At one point, she even sent the script to friend and mentor Debra Granik — who directed “Down to the Bone” and “Winter’s Bone” — on the faint, unspoken hope that Granik might opt to take the job herself. Instead Granik encouraged Farmiga to press on.

“And then I had no choice,” Farmiga says, smiling. “Because everything’s been set.”

For all of her talk about gnawing insecurities and near-panic attacks, though, Farmiga projects a sense of self-assurance and calm. Even the sound of her voice — which has a satiny quality that surely comes in handy when soothing her children through boo-boos and bad dreams — conveys a sense of zenlike equilibrium.

Briggs noticed that, too. “I have never seen anybody project so much confidence and authority, yet gently and kindly,” says the author, who spent a week last summer on the “Higher Ground” set.

Farmiga, one of seven children, likes to keep family close when she works. “Higher Ground” was shot a few miles from her home in Ulster County, N.Y. Renn Hawkey, who is Farmiga’s husband, a musician and also one of seven, acted as a producer and music adviser. Farmiga’s 16-year-old sister, Taissa, who shares the actress’s earthbound-yet-ethereal beauty, played the younger version of Corinne. And son Fynn doubled as Corinne’s infant daughter in the film, a gig that required the baby to appear in a scene that involved a bus accident and a near-drowning.

“It’s probably some of the worst parenting I’ve done to try to get that scene,” she says.

Her desire to be a good, present mother is one thing that Farmiga has no doubts about, even though her career often makes that challenging.

“For me to be away from my kids, it has to be a doozy of a project now,” she says. “I mean, I’ve been able to tote them around. They’re in the next hotel room over now.”

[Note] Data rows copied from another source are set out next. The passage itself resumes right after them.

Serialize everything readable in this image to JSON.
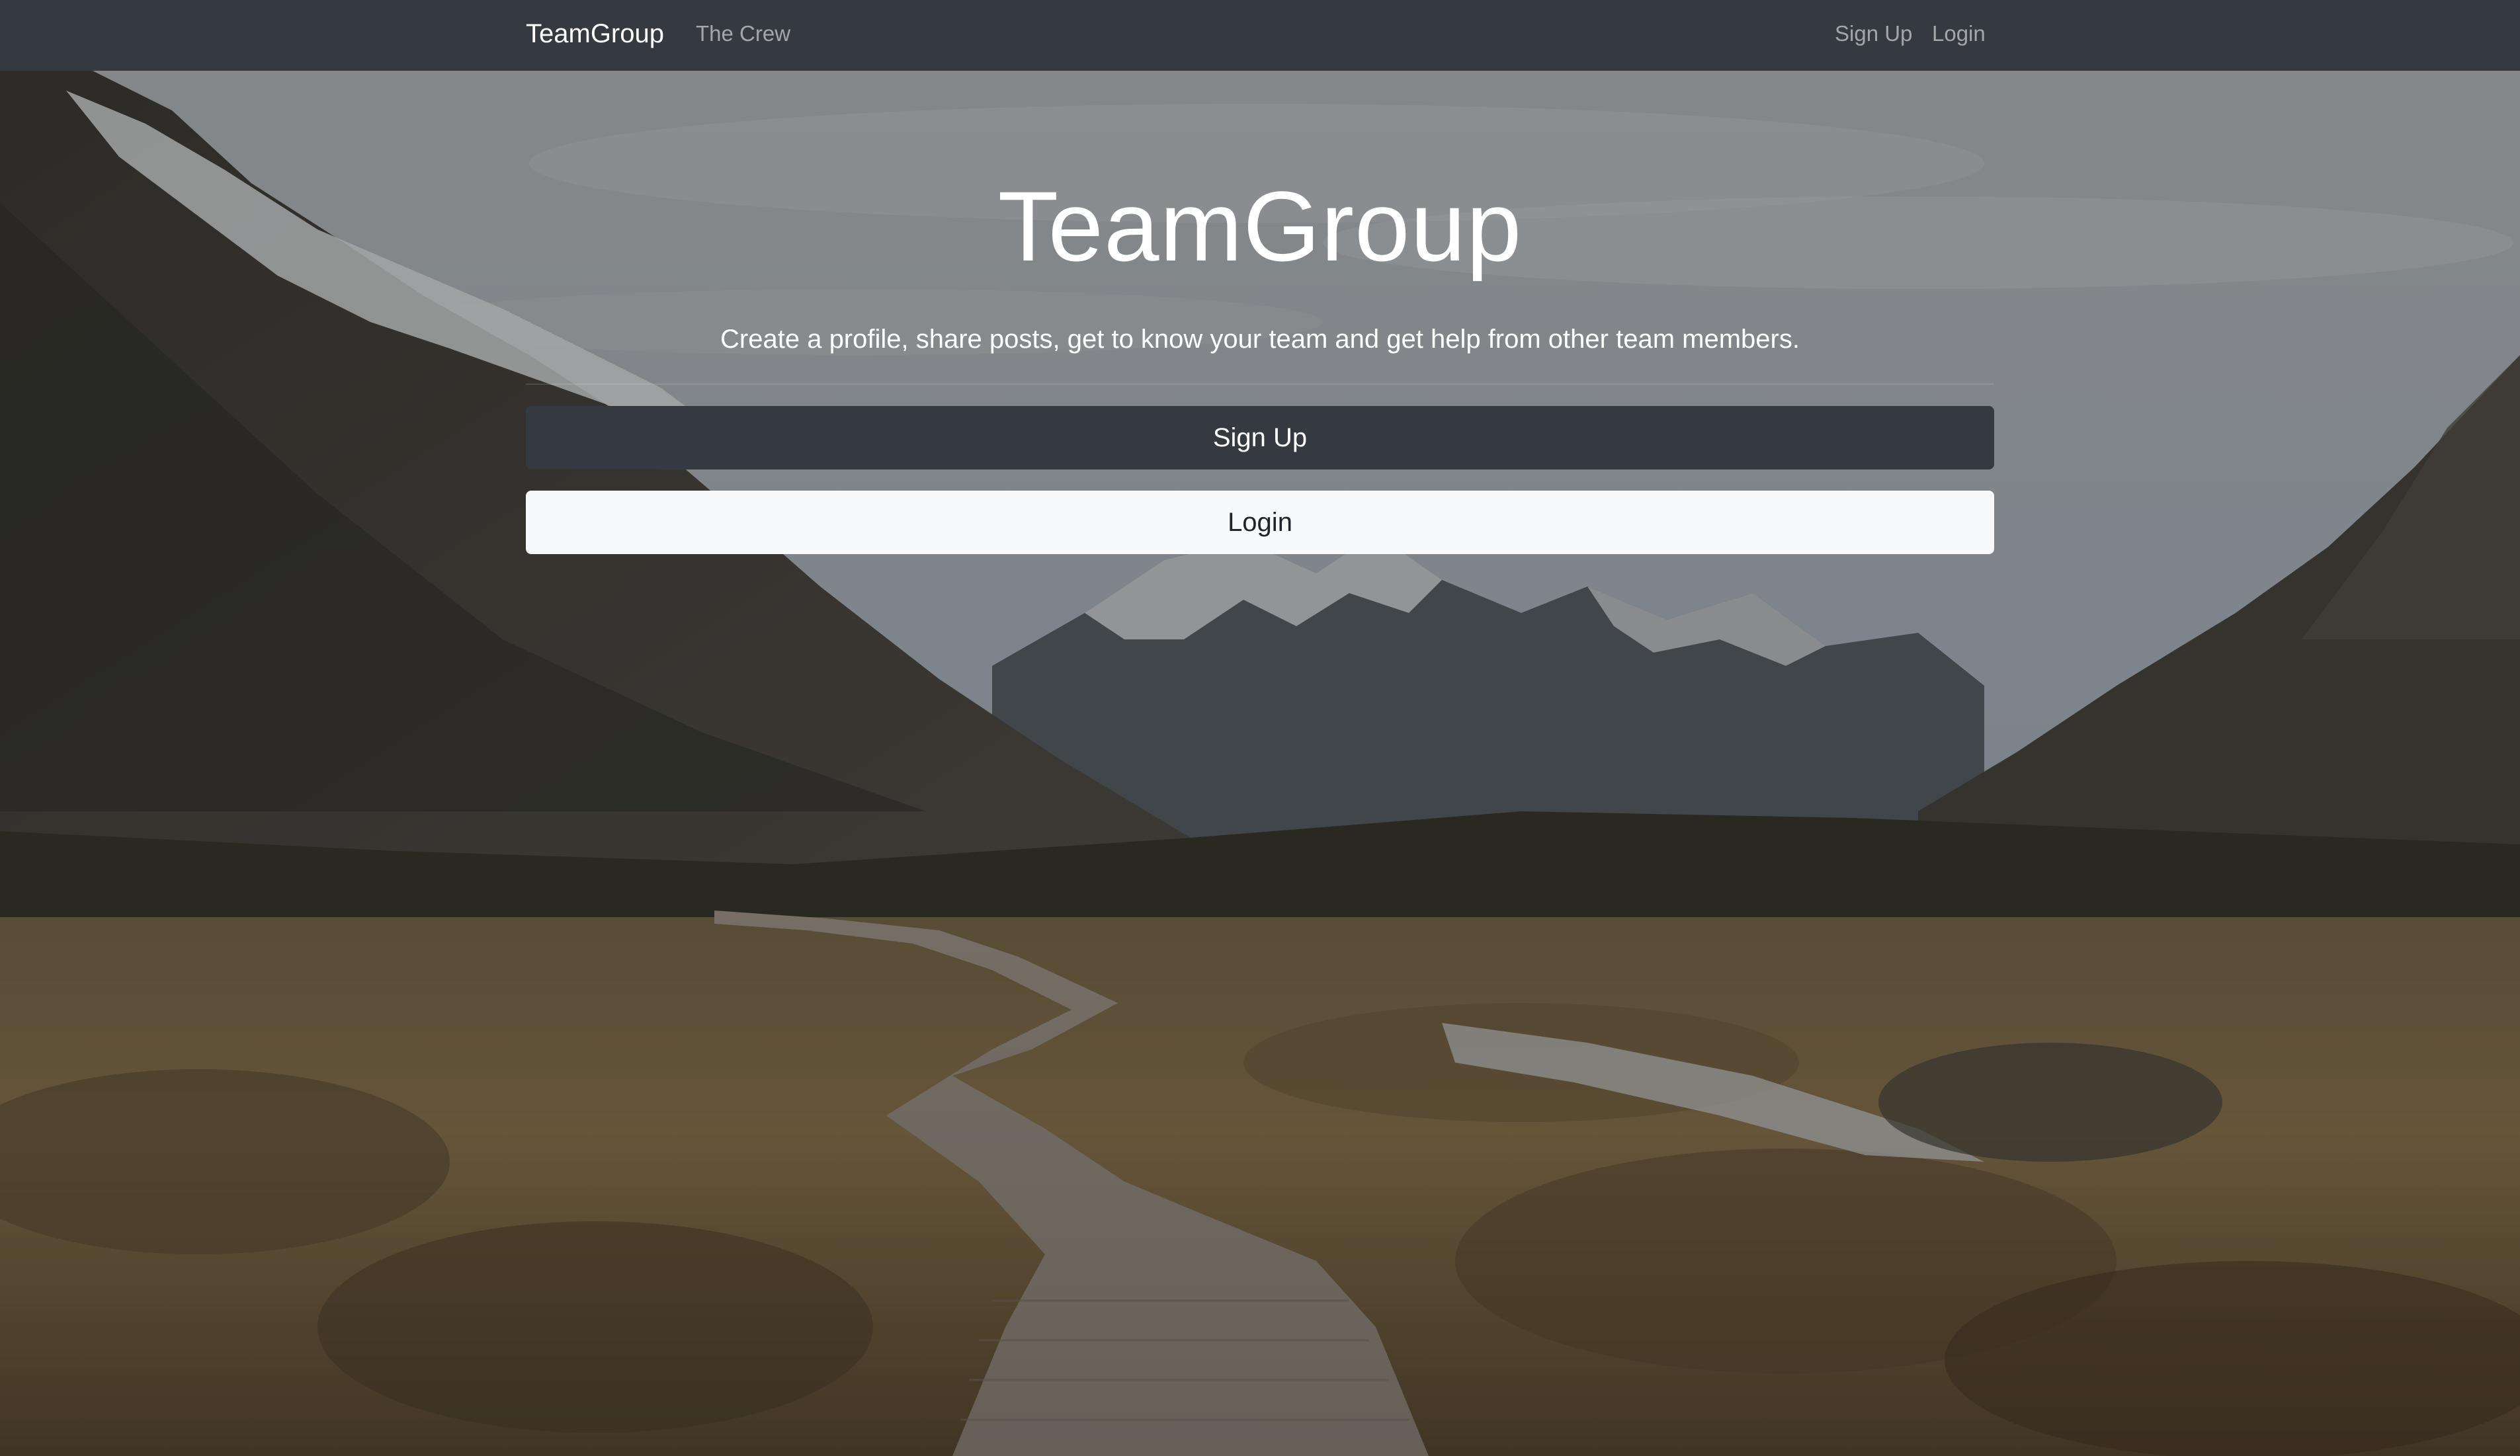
{
  "navbar": {
    "brand": "TeamGroup",
    "links": {
      "crew": "The Crew",
      "signup": "Sign Up",
      "login": "Login"
    }
  },
  "hero": {
    "title": "TeamGroup",
    "lead": "Create a profile, share posts, get to know your team and get help from other team members.",
    "buttons": {
      "signup": "Sign Up",
      "login": "Login"
    }
  },
  "colors": {
    "navbar": "#343a40",
    "signup_button": "#343a40",
    "login_button": "#f8f9fa",
    "nav_link": "rgba(255,255,255,0.55)"
  }
}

“Gytta just learned to crawl,” she adds. “I missed the day she learned to crawl because I was on ‘The View,’ talking about what it’s like to kiss George Clooney.”

And quickly, that tinge of maternal guilt turns into a cackle. As a working mom, Farmiga is well aware that she has been blessed.

“Higher Ground”

opens Friday at the Bethesda Row Cinema

and E Street Cinema.

© The Washington Post Company